Occupy Boston is a tent city with 40-50 tents. It has its reception area, kitchen, portable toilets, and an elevated area used as the stage. Dewey Square is filled to capacity. The attempt to expand to a second camp met with strong resistance from the police. Nearly 150 were arrested on October 11.

One of my students has camped out at Dewey Park since the very beginning. He is an anarchist and has longed for participating in a movement to bring down capitalism for more than 10 years. He cannot believe that there are thousands of people like him who want to challenge corporate greed and the neo-liberal economy.

What is most exciting for him is the leaderless, horizontal organization that is developing. During the general assemblies when they gather for discussion and for decision-making, hand gestures are used to indicate “like,” “dislike,” “yes,” “no” and so forth. This is taking a page from the anarchist’s playbook.

The media at first did not pay much attention to the Occupy movement, describing it as a movement of privileged students. But the people at Occupy Boston are much more diverse: homeless people, older people, and members of the unions. Clergy have shown up and church members have visited the site. It is a coalition of many sectors of the community. Time magazine says it represents “the return of the silent majority.”

The movement declares, “We are the 99 percent.” In the U.S., the top 1 percent gets over 20 percent of the total income.

It was amazing to see that people in more than 950 cities worldwide have organized protests on the International Day of Solidarity with the Occupy Movement on October 15, 2011. In Hong Kong, around 500 protesters gathered outside the Hong Kong Stock Exchange. Most of the participants were young and they also used the “We are the 99 percent” slogan.

Several years ago, I have read Michael Hardt and Antonio Negri’s book Multitude. Instead of class, they used the term multitude to denote the heterogeneous mass of people who will rise up against Empire. The multitude is linked by the Internet, the social media, and mobile devices. Since Empire is transnational, the multitude must also be a global force and represents a new form of politics.

I thought at the time the idea of the multitude is too abstract: who will organize them? And where do they come from? But we have seen the force of the multitude several times in the last decade: during the global demonstrations against the Iraq War and now the Occupy Movement.

Will the multitude have the sustaining power to effect structural changes? It might be too early to tell about the Occupy movement. But one thing I am certain: conversations have begun in the kitchens, classrooms, and living rooms. Our school had a teach-in session facilitated by our President and another professor, who are veterans of social movements.

The Bible has a word for the crowd of people following Jesus. They are called the ochlos (e.g Matt. 4:25; 8:1). In South Korea in the 1970s, minjung theologians used this term to describe the mass of people who are oppressed by society. Minjung comes from two Chinese characters 民众, which mean mass of people. Similar to Hardt and Negri, minjung theologians do not limit minjung to the working or lower class. Women are the minjung when they are oppressed by the patriarchal society.
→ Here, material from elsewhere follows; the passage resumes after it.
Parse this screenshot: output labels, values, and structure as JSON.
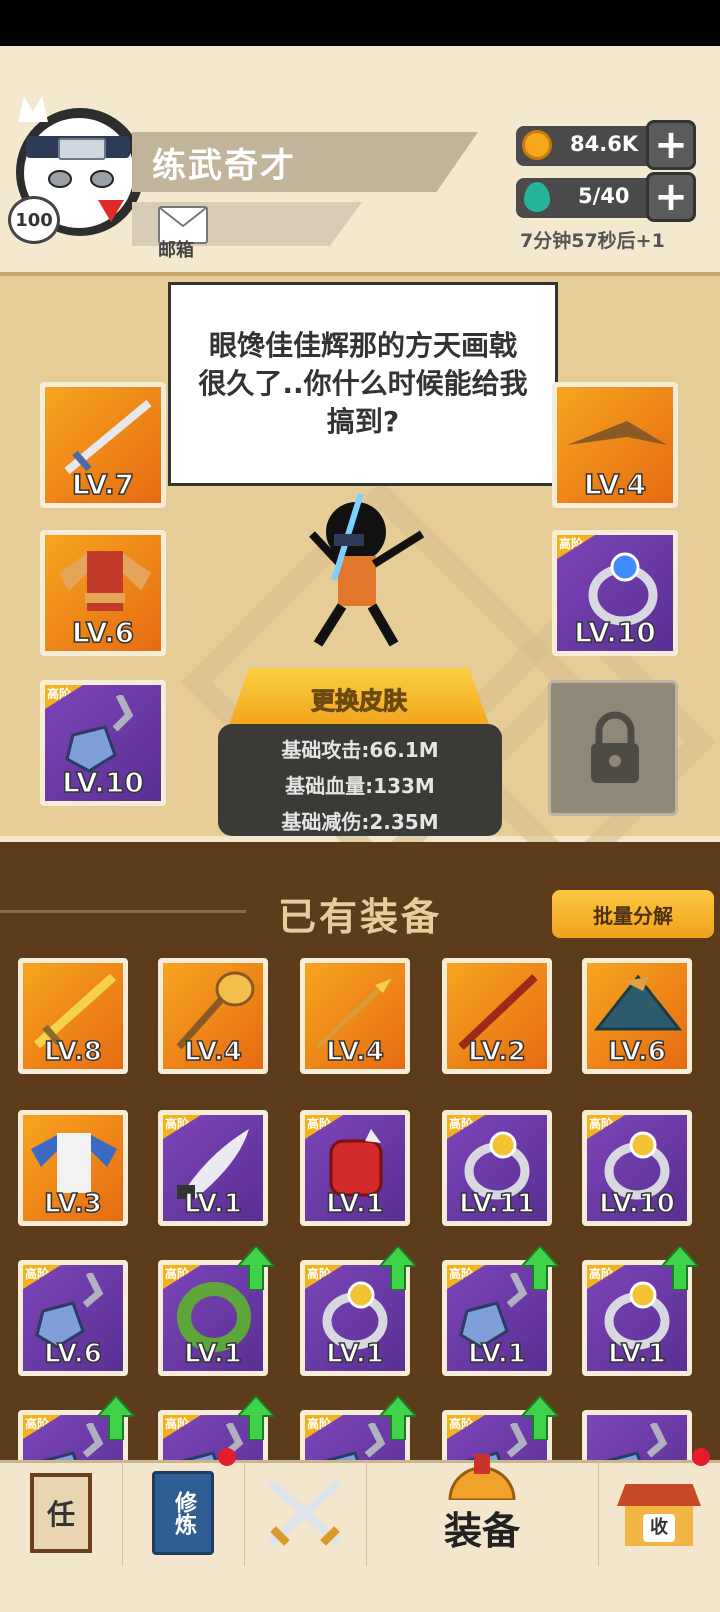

The colonized are minjung when they are dominated by the colonizers.

Minjung theologians say that for too long, the church only pays attention to the laos (laity), and leave out from its purview the ochlos.

Minjung theology was developed during the dictatorial regime of Park Chung-hee. Today South Korea has become much more democratic with significant economic growth. I am not sure that minjung theology is as popular as it once was. Furthermore, the tactics used by minjung theologians, focusing on national political struggle, may not be adequate to fight against Empire.

We will need a more globalized minjung theology, which can speak to the issues of our time. This minjung theology must be transnational, heterogeneous, fluid, and responsive to local needs and issues. This cannot be written by the elites alone, but must be a participatory theological movement from the bottom-up.

I wonder why did Jesus attract great crowds following him? What did they see in the promise of Jesus? Why do the churches not attracting the multitude today?